Computer Science covers the theory and practice behind the design and implementation of computer and information systems. Fundamental to computer science are questions about how to describe, process, manage, and analyze information and computation. A fundamental building block is the study of algorithms. An algorithm presents a detailed sequence of actions solving a particular task. A computer program is the implementation of an algorithm in a specific programming language, which enables a computer to execute the algorithm. Software generally refers to a computer program or a set of related computer programs.

Based on the building blocks of computational thinking and programming, computer science is split into many different areas. Examples are:

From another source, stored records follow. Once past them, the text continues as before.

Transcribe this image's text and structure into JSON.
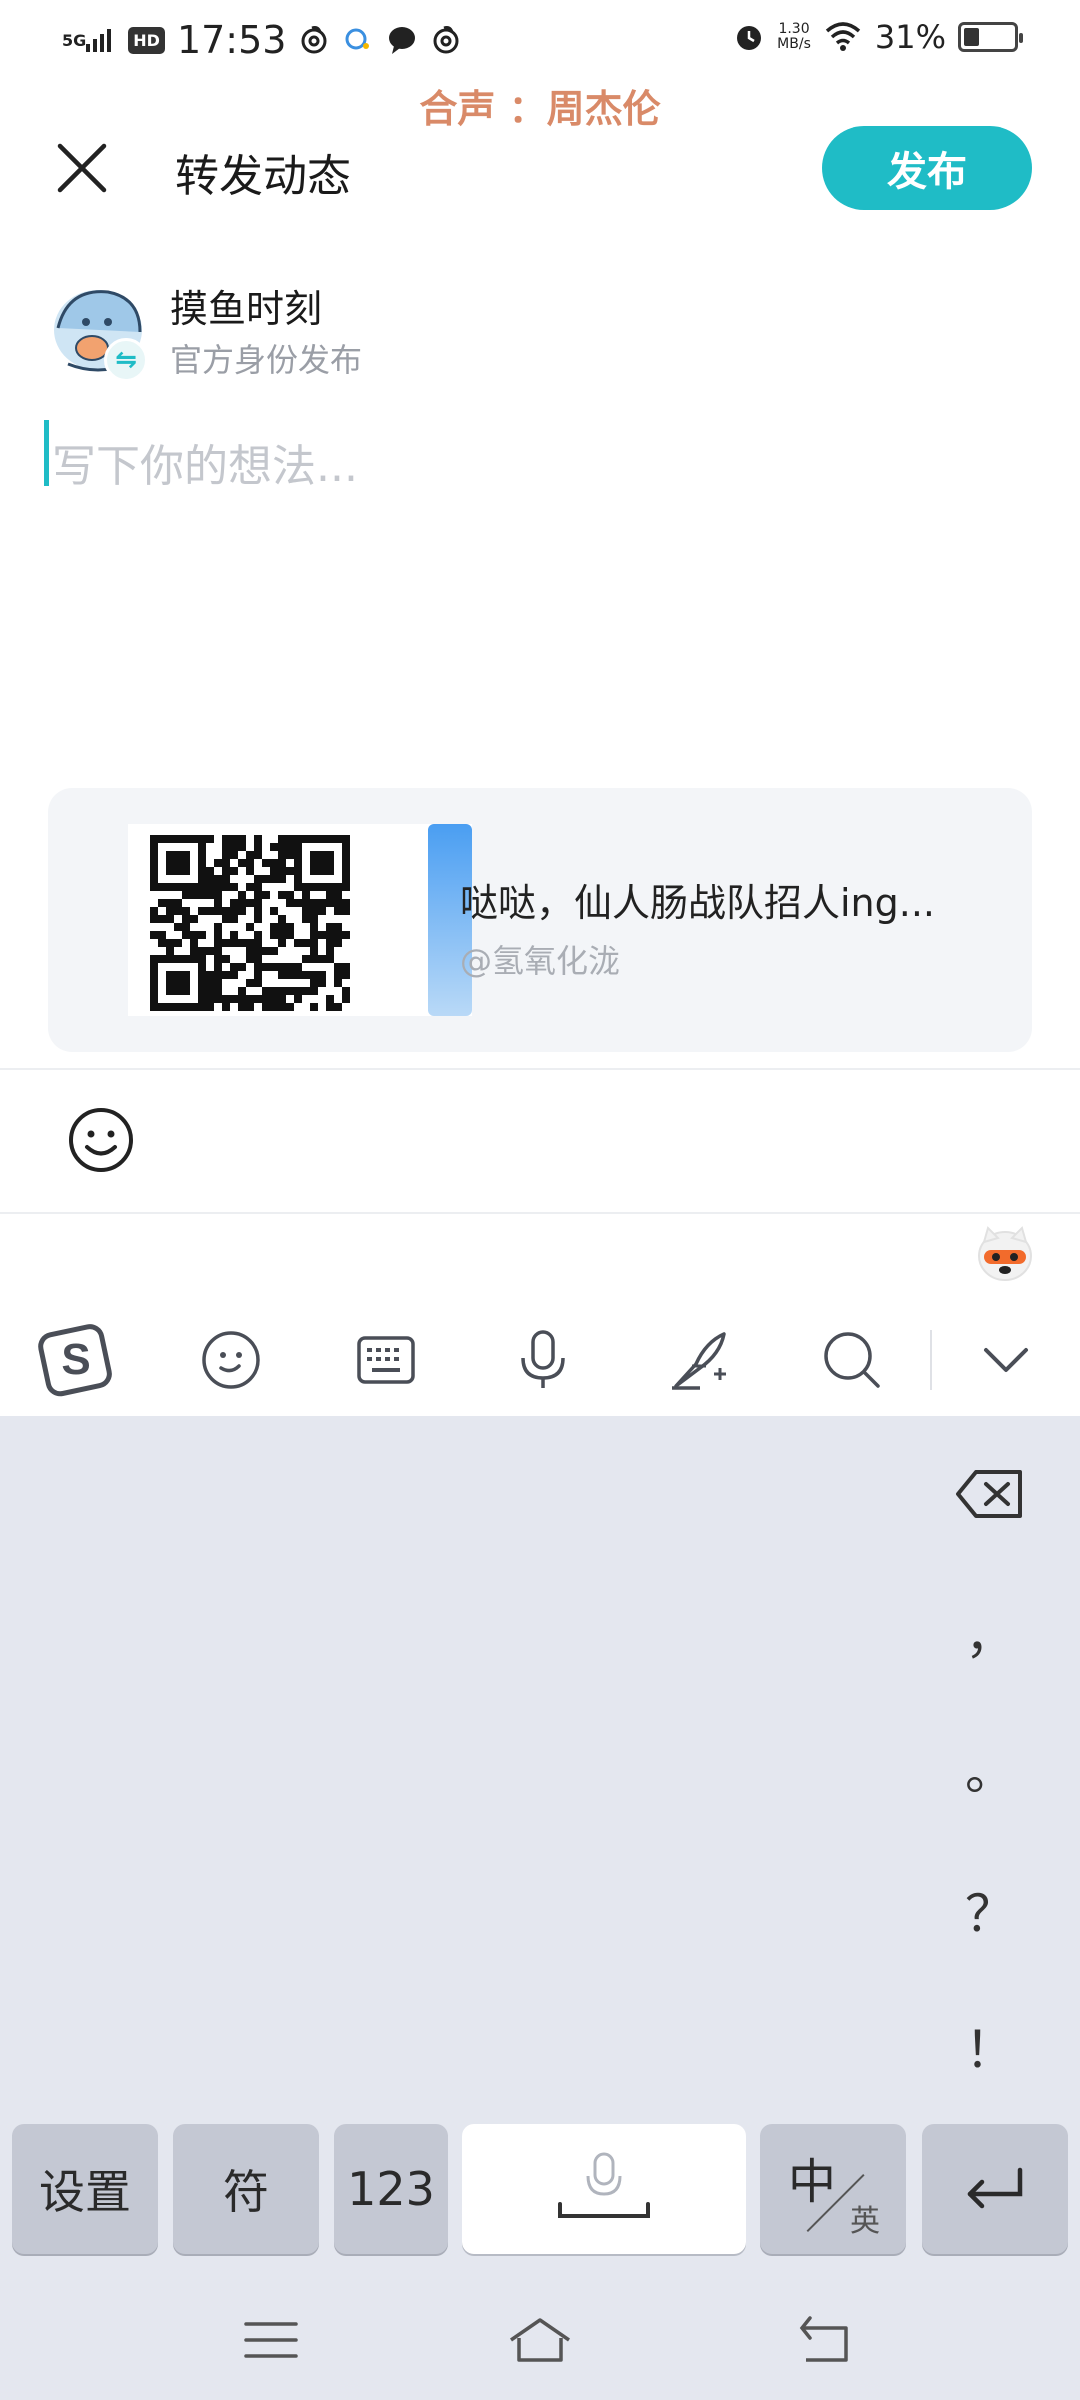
{
  "status_bar": {
    "network": "5G",
    "hd": "HD",
    "time": "17:53",
    "speed_value": "1.30",
    "speed_unit": "MB/s",
    "battery": "31%",
    "battery_level": 0.31
  },
  "lyric": "合声 ：周杰伦",
  "header": {
    "title": "转发动态",
    "publish_label": "发布"
  },
  "identity": {
    "name": "摸鱼时刻",
    "sub": "官方身份发布",
    "badge": "⇋"
  },
  "compose": {
    "placeholder": "写下你的想法..."
  },
  "shared_card": {
    "title": "哒哒，仙人肠战队招人ing...",
    "author": "@氢氧化泷"
  },
  "ime": {
    "punctuation": [
      "，",
      "。",
      "？",
      "！"
    ],
    "keys": {
      "settings": "设置",
      "symbols": "符",
      "numbers": "123",
      "lang_main": "中",
      "lang_sub": "英"
    }
  },
  "colors": {
    "accent": "#1fbcc6",
    "lyric": "#d98a68",
    "keyboard_bg": "#e4e7ef"
  }
}
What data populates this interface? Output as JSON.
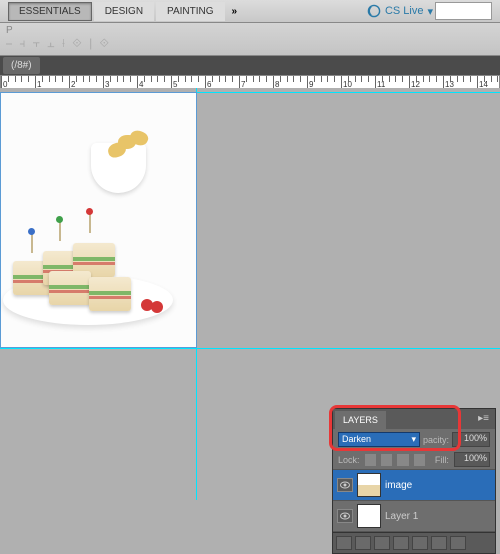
{
  "menubar": {
    "workspaces": [
      "ESSENTIALS",
      "DESIGN",
      "PAINTING"
    ],
    "active_workspace": 0,
    "chevron": "»",
    "cslive": "CS Live"
  },
  "doc_tab": "(/8#)",
  "ruler": {
    "marks": [
      "0",
      "1",
      "2",
      "3",
      "4",
      "5",
      "6",
      "7",
      "8",
      "9",
      "10",
      "11",
      "12",
      "13",
      "14"
    ]
  },
  "layers_panel": {
    "tab": "LAYERS",
    "blend_mode": "Darken",
    "opacity_label": "pacity:",
    "opacity_value": "100%",
    "lock_label": "Lock:",
    "fill_label": "Fill:",
    "fill_value": "100%",
    "layers": [
      {
        "name": "image",
        "selected": true
      },
      {
        "name": "Layer 1",
        "selected": false
      }
    ]
  }
}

  • The study of algorithms and data structures
  • Programming languages and methodology
  • Theory of computation
  • Software engineering (the design of large software systems)
  • Computer architecture (the structure of the hardware)
  • Communication between computers
  • Operating systems (the software that shields users from the underlying hardware)
  • Database systems (software that handles large amounts of data efficiently)
  • Artificial intelligence (algorithms inspired by human information processing)
  • Computer vision (algorithms that let computers see and recognize their environment)
  • Computer graphics
  • Robotics (algorithms that control robots)
  • Computational biology (algorithms and methods that address problems inspired by biology)

Computer science also plays an important role in many other fields, including Biology, Physics, Engineering, Business, Music, and Neuroscience, where it is necessary to process and reason large amounts of data. Computer Science is strongly related to mathematics, linguistics, and engineering.

A degree in Computer Science offers excellent job prospects. As the use of computers and specialized software plays a crucial role in business, science, and our personal life, computer science graduates are in high demand. Computer scientists find jobs in software development, consulting, research, and project management. As computer scientists often develop the software for a specific application domain (e.g., business, engineering, medicine), they must be prepared and willing to get to know their application area.

The School of Computer Science offers a wide range of programs. Most programs start with the same set of basic courses allowing students to decide on their exact program once they get a basic understanding of the discipline. Within the Faculty of Science, there is:

  • Major, Honours, Liberal, and Minor programs in Computer Science;
  • Major and Liberal programs in Software Engineering;
  • Major in Computer Science: Computer Games Option;
  • Joint Major and Joint Honours in Mathematics and Computer Science (see Mathematics and Statistics (MATH));
  • Joint Major and Joint Honours in Statistics and Computer Science (see Mathematics and Statistics (MATH));
  • Joint Major in Physics and Computer Science (see Physics (PHYS));
  • Joint Major and Joint Honours in Computer Science and Biology (see Biology (BIOL)).

The School also offers a Major Concentration and Minor concentrations in Computer Science, and a Major Concentration in Software Engineering through the Faculty of Arts (see Faculty of Arts > Undergraduate > Browse Academic Units & Programs > Computer Science (COMP)), or as part of a Bachelor of Arts and Science (see Bachelor of Arts and Science > Undergraduate > Browse Academic Units & Programs > Computer Science (COMP)).

The School's courses are available as electives to Engineering students. Engineering students interested in a minor in Computer Science should consult Faculty of Engineering > Undergraduate > Browse Academic Units & Programs > Minor Programs > Computer Science Courses and Minor Program.

Most course instructors are faculty members of the School that do research in the areas they teach. The School favors interactive teaching practices where students get to know their professors and have the opportunity to do cutting-edge research. Some graduate courses in Computer Science are available to suitably qualified senior undergraduates. The School offers large computing labs in the Lorne Trottier Building, which is dedicated to undergraduate students.

All students planning to enter Computer Science programs are strongly encouraged to make an appointment with an academic adviser through the School's Undergraduate Student Affairs Office (see www.cs.mcgill.ca/academic/undergrad/advising).